START Data supplied
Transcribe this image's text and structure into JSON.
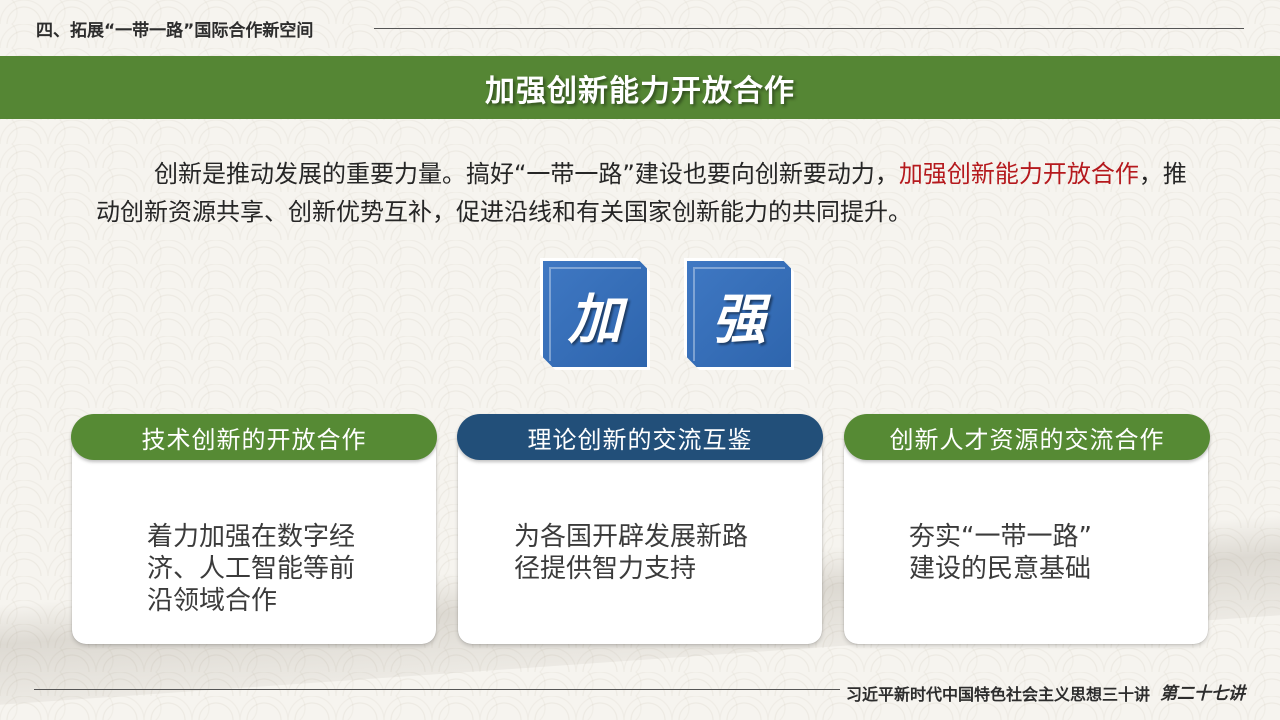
{
  "header": {
    "section_title": "四、拓展“一带一路”国际合作新空间"
  },
  "banner": {
    "title": "加强创新能力开放合作"
  },
  "intro": {
    "part1": "创新是推动发展的重要力量。搞好“一带一路”建设也要向创新要动力，",
    "highlight": "加强创新能力开放合作",
    "part2": "，推动创新资源共享、创新优势互补，促进沿线和有关国家创新能力的共同提升。",
    "highlight_color": "#b5191d"
  },
  "tiles": [
    {
      "char": "加"
    },
    {
      "char": "强"
    }
  ],
  "cards": [
    {
      "title": "技术创新的开放合作",
      "lines": [
        "着力加强在数字经",
        "济、人工智能等前",
        "沿领域合作"
      ],
      "color": "#568a34"
    },
    {
      "title": "理论创新的交流互鉴",
      "lines": [
        "为各国开辟发展新路",
        "径提供智力支持"
      ],
      "color": "#224f79"
    },
    {
      "title": "创新人才资源的交流合作",
      "lines": [
        "夯实“一带一路”",
        "建设的民意基础"
      ],
      "color": "#568a34"
    }
  ],
  "footer": {
    "series_title": "习近平新时代中国特色社会主义思想三十讲",
    "lecture_badge": "第二十七讲"
  }
}
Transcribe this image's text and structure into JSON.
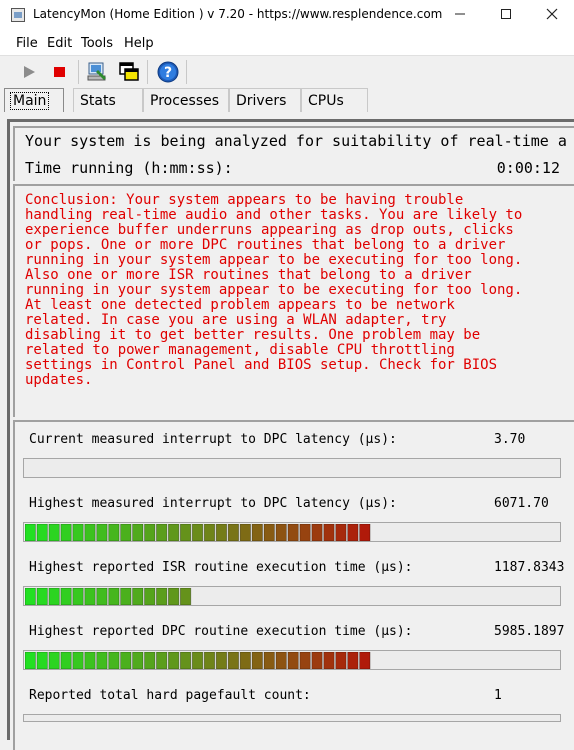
{
  "window": {
    "title": "LatencyMon  (Home Edition )  v 7.20 - https://www.resplendence.com"
  },
  "menu": [
    "File",
    "Edit",
    "Tools",
    "Help"
  ],
  "toolbar": {
    "icons": [
      "play-icon",
      "stop-icon",
      "computer-info-icon",
      "windows-icon",
      "help-icon"
    ],
    "colors": {
      "stop": "#e00000",
      "play": "#8c8c8c",
      "help": "#1e5bb8"
    }
  },
  "tabs": [
    "Main",
    "Stats",
    "Processes",
    "Drivers",
    "CPUs"
  ],
  "status": {
    "analyzing": "Your system is being analyzed for suitability of real-time a",
    "time_label": "Time running (h:mm:ss):",
    "time_value": "0:00:12"
  },
  "conclusion": "Conclusion: Your system appears to be having trouble\nhandling real-time audio and other tasks. You are likely to\nexperience buffer underruns appearing as drop outs, clicks\nor pops. One or more DPC routines that belong to a driver\nrunning in your system appear to be executing for too long.\nAlso one or more ISR routines that belong to a driver\nrunning in your system appear to be executing for too long.\nAt least one detected problem appears to be network\nrelated. In case you are using a WLAN adapter, try\ndisabling it to get better results. One problem may be\nrelated to power management, disable CPU throttling\nsettings in Control Panel and BIOS setup. Check for BIOS\nupdates.",
  "conclusion_color": "#e00000",
  "metrics": [
    {
      "label": "Current measured interrupt to DPC latency (µs):",
      "value": "3.70",
      "segments": 0
    },
    {
      "label": "Highest measured interrupt to DPC latency (µs):",
      "value": "6071.70",
      "segments": 29
    },
    {
      "label": "Highest reported ISR routine execution time (µs):",
      "value": "1187.8343",
      "segments": 14
    },
    {
      "label": "Highest reported DPC routine execution time (µs):",
      "value": "5985.1897",
      "segments": 29
    },
    {
      "label": "Reported total hard pagefault count:",
      "value": "1",
      "segments": 0
    }
  ],
  "meter_colors": {
    "start": "#22e022",
    "mid": "#6a8c1a",
    "end": "#b01a0a"
  }
}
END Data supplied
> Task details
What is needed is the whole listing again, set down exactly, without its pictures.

> Exercise answer
Transcribe this image's text and structure into JSON.
{
  "header": {
    "section_title": "四、拓展“一带一路”国际合作新空间"
  },
  "banner": {
    "title": "加强创新能力开放合作"
  },
  "intro": {
    "part1": "创新是推动发展的重要力量。搞好“一带一路”建设也要向创新要动力，",
    "highlight": "加强创新能力开放合作",
    "part2": "，推动创新资源共享、创新优势互补，促进沿线和有关国家创新能力的共同提升。",
    "highlight_color": "#b5191d"
  },
  "tiles": [
    {
      "char": "加"
    },
    {
      "char": "强"
    }
  ],
  "cards": [
    {
      "title": "技术创新的开放合作",
      "lines": [
        "着力加强在数字经",
        "济、人工智能等前",
        "沿领域合作"
      ],
      "color": "#568a34"
    },
    {
      "title": "理论创新的交流互鉴",
      "lines": [
        "为各国开辟发展新路",
        "径提供智力支持"
      ],
      "color": "#224f79"
    },
    {
      "title": "创新人才资源的交流合作",
      "lines": [
        "夯实“一带一路”",
        "建设的民意基础"
      ],
      "color": "#568a34"
    }
  ],
  "footer": {
    "series_title": "习近平新时代中国特色社会主义思想三十讲",
    "lecture_badge": "第二十七讲"
  }
}
Transcribe this image's text and structure into JSON.
{
  "window": {
    "title": "LatencyMon  (Home Edition )  v 7.20 - https://www.resplendence.com"
  },
  "menu": [
    "File",
    "Edit",
    "Tools",
    "Help"
  ],
  "toolbar": {
    "icons": [
      "play-icon",
      "stop-icon",
      "computer-info-icon",
      "windows-icon",
      "help-icon"
    ],
    "colors": {
      "stop": "#e00000",
      "play": "#8c8c8c",
      "help": "#1e5bb8"
    }
  },
  "tabs": [
    "Main",
    "Stats",
    "Processes",
    "Drivers",
    "CPUs"
  ],
  "status": {
    "analyzing": "Your system is being analyzed for suitability of real-time a",
    "time_label": "Time running (h:mm:ss):",
    "time_value": "0:00:12"
  },
  "conclusion": "Conclusion: Your system appears to be having trouble\nhandling real-time audio and other tasks. You are likely to\nexperience buffer underruns appearing as drop outs, clicks\nor pops. One or more DPC routines that belong to a driver\nrunning in your system appear to be executing for too long.\nAlso one or more ISR routines that belong to a driver\nrunning in your system appear to be executing for too long.\nAt least one detected problem appears to be network\nrelated. In case you are using a WLAN adapter, try\ndisabling it to get better results. One problem may be\nrelated to power management, disable CPU throttling\nsettings in Control Panel and BIOS setup. Check for BIOS\nupdates.",
  "conclusion_color": "#e00000",
  "metrics": [
    {
      "label": "Current measured interrupt to DPC latency (µs):",
      "value": "3.70",
      "segments": 0
    },
    {
      "label": "Highest measured interrupt to DPC latency (µs):",
      "value": "6071.70",
      "segments": 29
    },
    {
      "label": "Highest reported ISR routine execution time (µs):",
      "value": "1187.8343",
      "segments": 14
    },
    {
      "label": "Highest reported DPC routine execution time (µs):",
      "value": "5985.1897",
      "segments": 29
    },
    {
      "label": "Reported total hard pagefault count:",
      "value": "1",
      "segments": 0
    }
  ],
  "meter_colors": {
    "start": "#22e022",
    "mid": "#6a8c1a",
    "end": "#b01a0a"
  }
}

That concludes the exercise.